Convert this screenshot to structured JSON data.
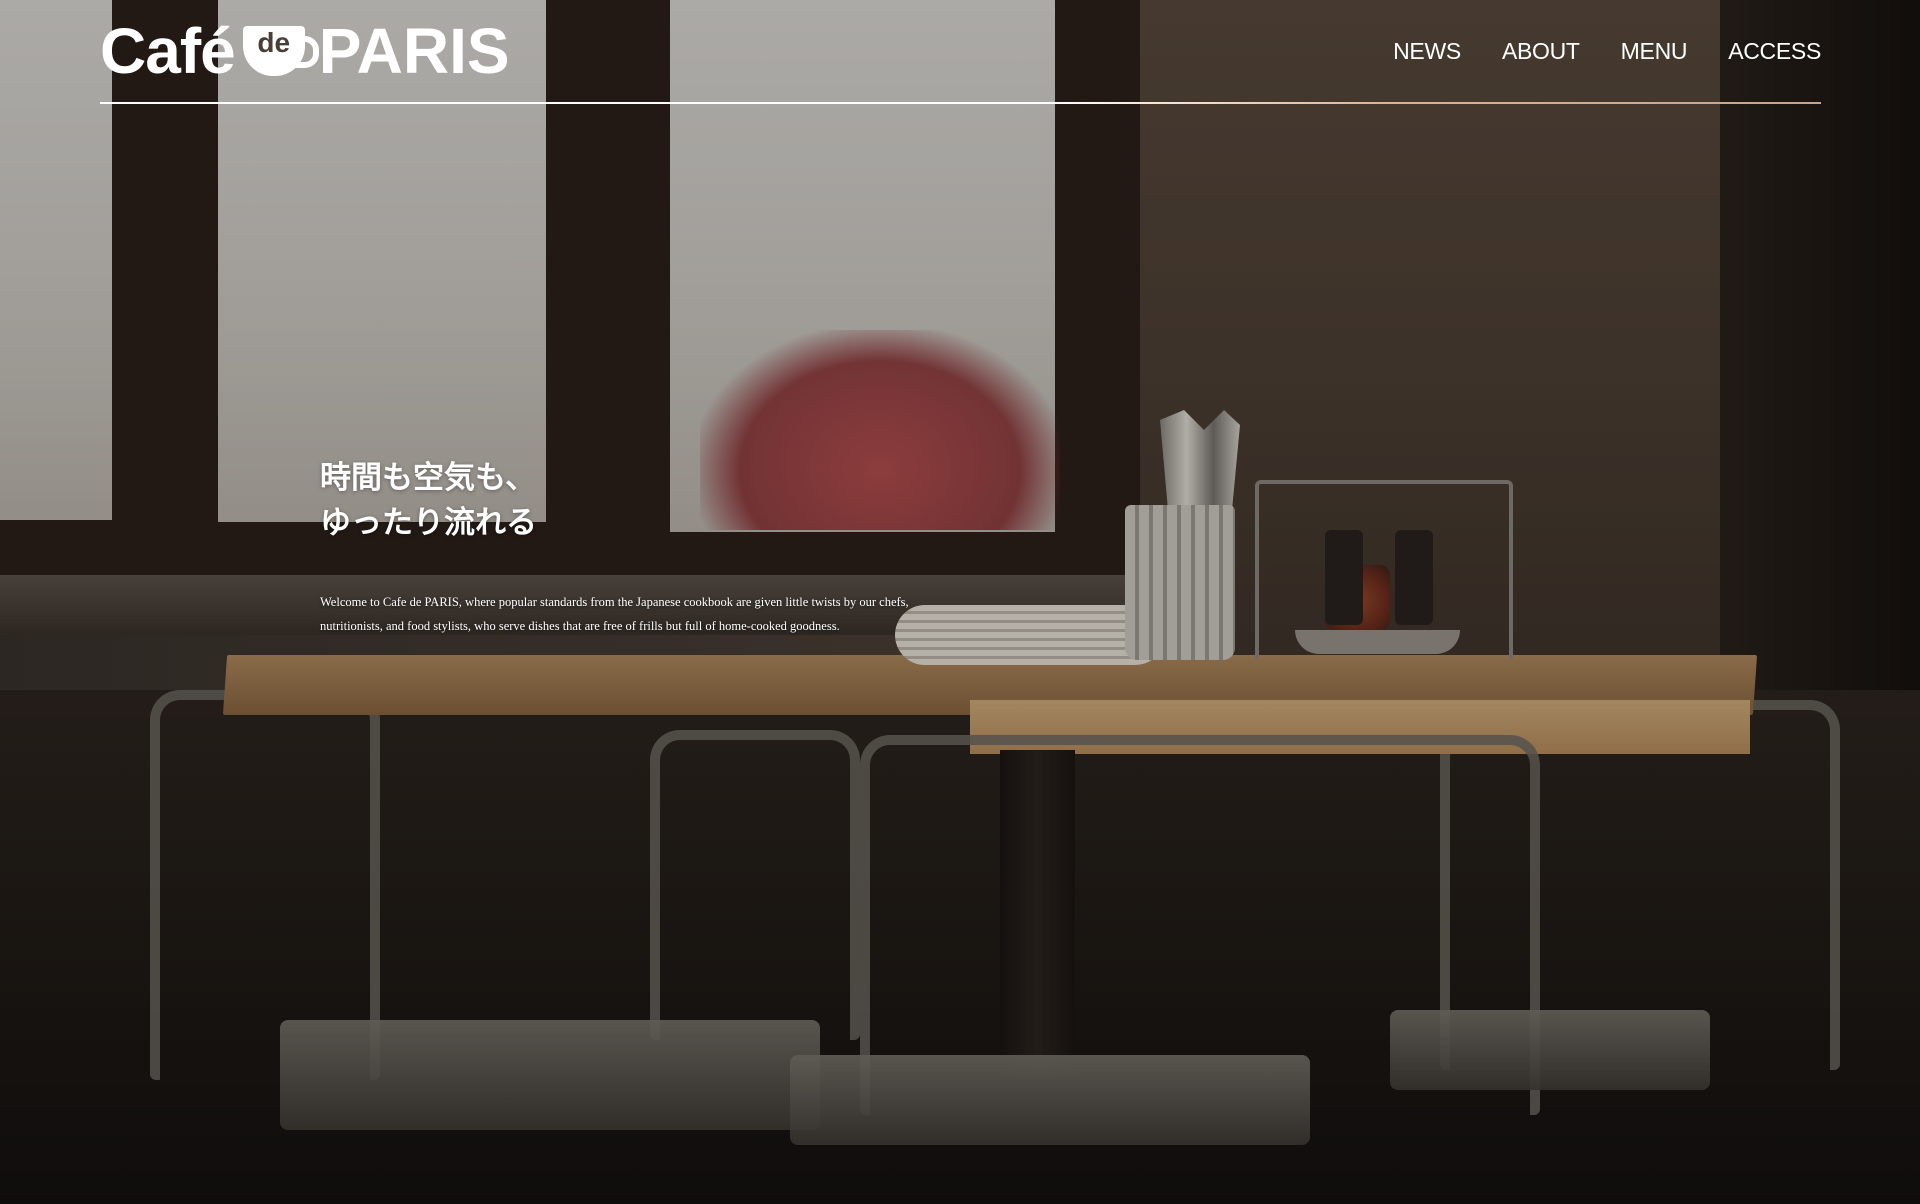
{
  "brand": {
    "logo_cafe": "Café",
    "logo_de": "de",
    "logo_paris": "PARIS"
  },
  "nav": {
    "items": [
      {
        "label": "NEWS"
      },
      {
        "label": "ABOUT"
      },
      {
        "label": "MENU"
      },
      {
        "label": "ACCESS"
      }
    ]
  },
  "hero": {
    "headline_line1": "時間も空気も、",
    "headline_line2": "ゆったり流れる",
    "intro_line1": "Welcome to Cafe de PARIS, where popular standards from the Japanese cookbook are given little twists by our chefs,",
    "intro_line2": "nutritionists, and food stylists, who serve dishes that are free of frills but full of home-cooked goodness."
  }
}
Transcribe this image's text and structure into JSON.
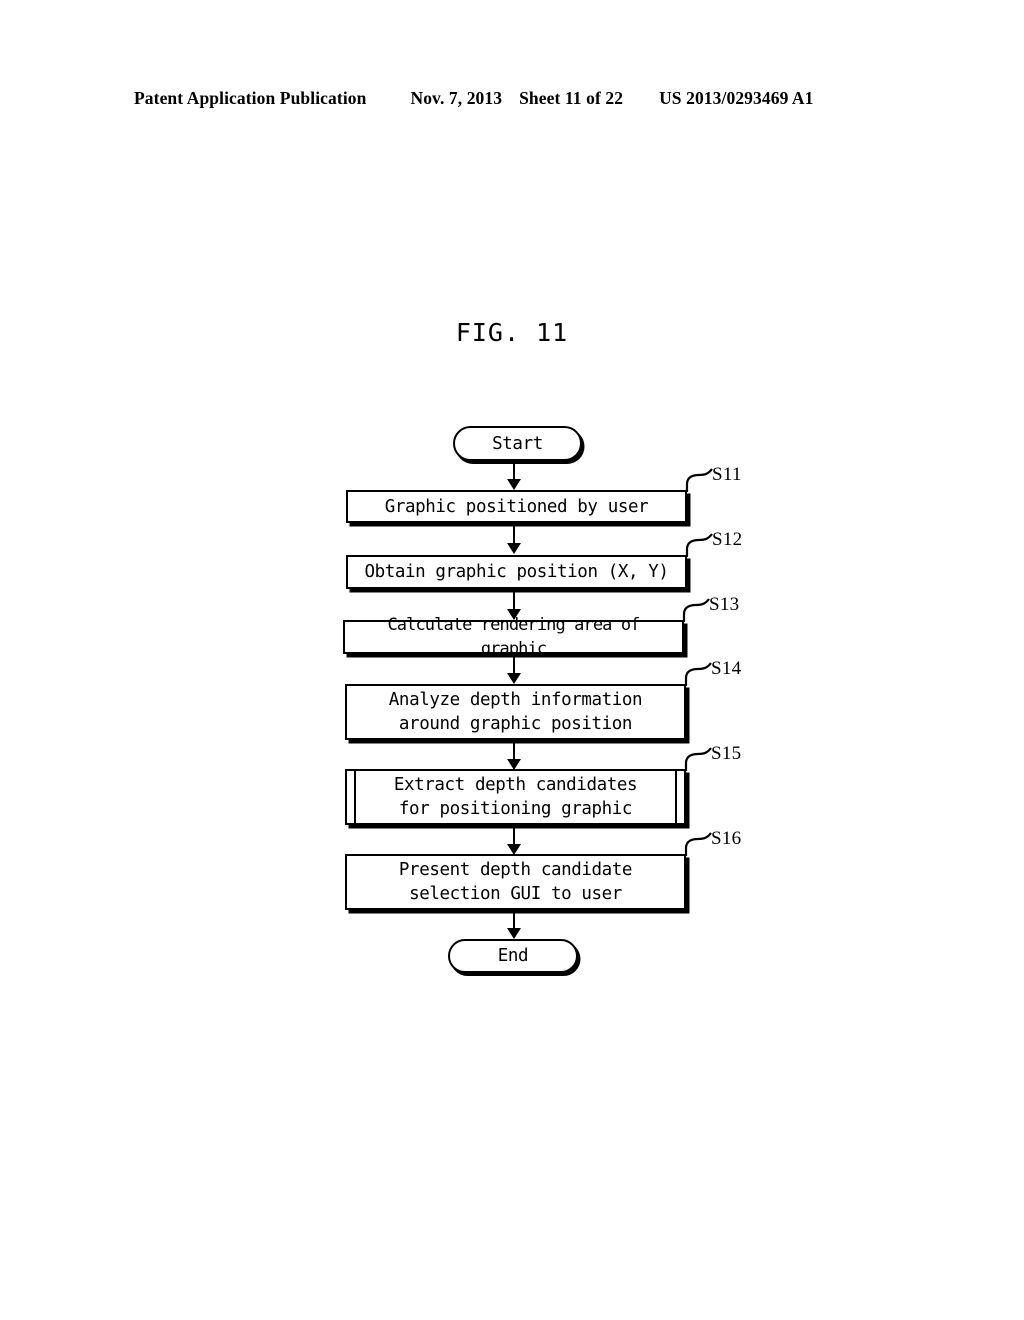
{
  "header": {
    "publication": "Patent Application Publication",
    "date": "Nov. 7, 2013",
    "sheet": "Sheet 11 of 22",
    "patent_number": "US 2013/0293469 A1"
  },
  "figure": {
    "title": "FIG. 11"
  },
  "flowchart": {
    "start_label": "Start",
    "end_label": "End",
    "steps": [
      {
        "id": "S11",
        "text": "Graphic positioned by user",
        "shape": "process"
      },
      {
        "id": "S12",
        "text": "Obtain graphic position (X, Y)",
        "shape": "process"
      },
      {
        "id": "S13",
        "text": "Calculate rendering area of graphic",
        "shape": "process"
      },
      {
        "id": "S14",
        "text": "Analyze depth information\naround graphic position",
        "shape": "process"
      },
      {
        "id": "S15",
        "text": "Extract depth candidates\nfor positioning graphic",
        "shape": "predefined-process"
      },
      {
        "id": "S16",
        "text": "Present depth candidate\nselection GUI to user",
        "shape": "process"
      }
    ]
  },
  "colors": {
    "ink": "#000000",
    "paper": "#ffffff"
  }
}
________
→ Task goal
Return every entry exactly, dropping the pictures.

→ Task answer
Convert this screenshot to structured JSON data.
{
  "brand": {
    "logo_cafe": "Café",
    "logo_de": "de",
    "logo_paris": "PARIS"
  },
  "nav": {
    "items": [
      {
        "label": "NEWS"
      },
      {
        "label": "ABOUT"
      },
      {
        "label": "MENU"
      },
      {
        "label": "ACCESS"
      }
    ]
  },
  "hero": {
    "headline_line1": "時間も空気も、",
    "headline_line2": "ゆったり流れる",
    "intro_line1": "Welcome to Cafe de PARIS, where popular standards from the Japanese cookbook are given little twists by our chefs,",
    "intro_line2": "nutritionists, and food stylists, who serve dishes that are free of frills but full of home-cooked goodness."
  }
}
Transcribe this image's text and structure into JSON.
{
  "header": {
    "publication": "Patent Application Publication",
    "date": "Nov. 7, 2013",
    "sheet": "Sheet 11 of 22",
    "patent_number": "US 2013/0293469 A1"
  },
  "figure": {
    "title": "FIG. 11"
  },
  "flowchart": {
    "start_label": "Start",
    "end_label": "End",
    "steps": [
      {
        "id": "S11",
        "text": "Graphic positioned by user",
        "shape": "process"
      },
      {
        "id": "S12",
        "text": "Obtain graphic position (X, Y)",
        "shape": "process"
      },
      {
        "id": "S13",
        "text": "Calculate rendering area of graphic",
        "shape": "process"
      },
      {
        "id": "S14",
        "text": "Analyze depth information\naround graphic position",
        "shape": "process"
      },
      {
        "id": "S15",
        "text": "Extract depth candidates\nfor positioning graphic",
        "shape": "predefined-process"
      },
      {
        "id": "S16",
        "text": "Present depth candidate\nselection GUI to user",
        "shape": "process"
      }
    ]
  },
  "colors": {
    "ink": "#000000",
    "paper": "#ffffff"
  }
}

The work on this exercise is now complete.